"Fat Lip" rockers Sum 41 are one of the 55 artists playing this year's iteration of WWWY, which will mark two of the Canadian group's final shows (in May, they announced they'll be disbanding after their current tour commitments). Though they've been touring for nearly 30 years, frontman Deryck Whibley tells GRAMMY.com that the front row "looks the same as it did in 2001."
"This music speaks to a younger generation, and the new generation always gets into it," he says. "There's just something about this kind of music that is youthful and exciting, and there's energy there. I think it's always going to be here."
In celebration of the 2023 iteration of When We Were Young Fest, Whibley put together a playlist of 15 songs by his fellow performers, including the Offspring, Blink-182 and the Ataris. Whether or not you're headed to Las Vegas, get your dose of pop-punk nostalgia on Spotify, Apple Music, Amazon Music, or Pandora.
Photo: Jeff Kravitz/FilmMagic
GRAMMY Rewind: Kendrick Lamar Honors Hip-Hop's Greats While Accepting Best Rap Album GRAMMY For 'To Pimp a Butterfly' In 2016
Upon winning the GRAMMY for Best Rap Album for 'To Pimp a Butterfly,' Kendrick Lamar thanked those that helped him get to the stage, and the artists that blazed the trail for him.
Updated Friday Oct. 13, 2023 to include info about Kendrick Lamar's most recent GRAMMY wins, as of the 2023 GRAMMYs.
A GRAMMY veteran these days, Kendrick Lamar has won 17 GRAMMYs and has received 47 GRAMMY nominations overall. A sizable chunk of his trophies came from the 58th annual GRAMMY Awards in 2016, when he walked away with five — including his first-ever win in the Best Rap Album category.
This installment of GRAMMY Rewind turns back the clock to 2016, revisiting Lamar's acceptance speech upon winning Best Rap Album for To Pimp A Butterfly. Though Lamar was alone on stage, he made it clear that he wouldn't be at the top of his game without the help of a broad support system.
"First off, all glory to God, that's for sure," he said, kicking off a speech that went on to thank his parents, who he described as his "those who gave me the responsibility of knowing, of accepting the good with the bad."
He also extended his love and gratitude to his fiancée, Whitney Alford, and shouted out his Top Dawg Entertainment labelmates. Lamar specifically praised Top Dawg's CEO, Anthony Tiffith, for finding and developing raw talent that might not otherwise get the chance to pursue their musical dreams.

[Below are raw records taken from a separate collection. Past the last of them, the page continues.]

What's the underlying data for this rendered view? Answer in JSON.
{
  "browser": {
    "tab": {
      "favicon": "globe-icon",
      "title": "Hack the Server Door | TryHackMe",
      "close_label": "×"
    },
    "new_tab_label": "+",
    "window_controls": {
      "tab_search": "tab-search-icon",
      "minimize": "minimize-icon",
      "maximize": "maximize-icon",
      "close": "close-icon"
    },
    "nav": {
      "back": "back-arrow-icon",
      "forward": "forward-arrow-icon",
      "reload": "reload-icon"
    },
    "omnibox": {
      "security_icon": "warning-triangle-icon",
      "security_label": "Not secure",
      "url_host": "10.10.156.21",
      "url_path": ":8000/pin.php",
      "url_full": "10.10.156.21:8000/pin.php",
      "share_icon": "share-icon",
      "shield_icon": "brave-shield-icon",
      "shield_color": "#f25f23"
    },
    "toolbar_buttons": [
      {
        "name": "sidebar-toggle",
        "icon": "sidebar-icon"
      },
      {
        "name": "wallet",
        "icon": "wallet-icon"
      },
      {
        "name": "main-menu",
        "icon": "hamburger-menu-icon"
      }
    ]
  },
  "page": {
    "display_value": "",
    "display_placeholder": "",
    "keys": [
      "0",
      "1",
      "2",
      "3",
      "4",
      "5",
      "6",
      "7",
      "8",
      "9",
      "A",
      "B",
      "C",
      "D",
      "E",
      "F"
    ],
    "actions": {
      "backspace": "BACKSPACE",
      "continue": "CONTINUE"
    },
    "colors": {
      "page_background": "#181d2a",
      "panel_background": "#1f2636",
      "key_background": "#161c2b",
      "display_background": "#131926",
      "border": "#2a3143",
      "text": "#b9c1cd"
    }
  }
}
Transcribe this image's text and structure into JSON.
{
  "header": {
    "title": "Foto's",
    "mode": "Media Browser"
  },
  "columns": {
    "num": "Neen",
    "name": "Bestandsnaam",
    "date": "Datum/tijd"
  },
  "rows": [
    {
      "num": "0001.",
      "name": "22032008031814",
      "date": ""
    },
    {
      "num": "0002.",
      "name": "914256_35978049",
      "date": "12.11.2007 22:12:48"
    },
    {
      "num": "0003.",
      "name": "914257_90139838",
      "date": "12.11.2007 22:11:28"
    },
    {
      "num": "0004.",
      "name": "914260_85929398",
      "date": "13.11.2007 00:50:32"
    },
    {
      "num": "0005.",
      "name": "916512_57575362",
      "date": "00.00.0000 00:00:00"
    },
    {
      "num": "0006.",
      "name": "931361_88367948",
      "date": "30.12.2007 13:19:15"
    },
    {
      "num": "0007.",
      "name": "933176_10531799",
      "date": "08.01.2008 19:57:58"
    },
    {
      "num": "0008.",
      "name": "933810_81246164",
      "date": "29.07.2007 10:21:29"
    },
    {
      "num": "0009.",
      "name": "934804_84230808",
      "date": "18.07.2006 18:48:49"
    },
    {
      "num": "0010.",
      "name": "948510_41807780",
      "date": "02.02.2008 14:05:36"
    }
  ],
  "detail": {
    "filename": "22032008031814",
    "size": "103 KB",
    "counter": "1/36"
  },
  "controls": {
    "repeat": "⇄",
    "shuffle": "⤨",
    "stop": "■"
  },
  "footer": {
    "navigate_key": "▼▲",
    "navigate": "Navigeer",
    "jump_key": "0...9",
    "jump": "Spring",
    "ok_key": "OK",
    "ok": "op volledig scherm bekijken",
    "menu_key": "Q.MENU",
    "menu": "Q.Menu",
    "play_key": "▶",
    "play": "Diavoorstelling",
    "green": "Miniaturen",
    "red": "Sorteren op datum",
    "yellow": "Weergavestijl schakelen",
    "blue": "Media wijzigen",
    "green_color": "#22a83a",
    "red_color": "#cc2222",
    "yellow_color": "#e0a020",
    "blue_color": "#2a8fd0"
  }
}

"We'd never forget that: Taking these kids out of the projects, out of Compton, and putting them right here on this stage, to be the best that they can be," Lamar — a Compton native himself — continued, leading into an impassioned conclusion spotlighting some of the cornerstone rap albums that came before To Pimp a Butterfly.
To Pimp a Butterfly singles "Alright" and "These Walls" earned Lamar three more GRAMMYs that night, the former winning Best Rap Performance and Best Rap Song and the latter taking Best Rap/Sung Collaboration (the song features Bilal, Anna Wise and Thundercat). He also won Best Music Video for the remix of Taylor Swift's "Bad Blood."
Watch Lamar's full acceptance speech above, and check back at GRAMMY.com every Friday for more GRAMMY Rewind episodes.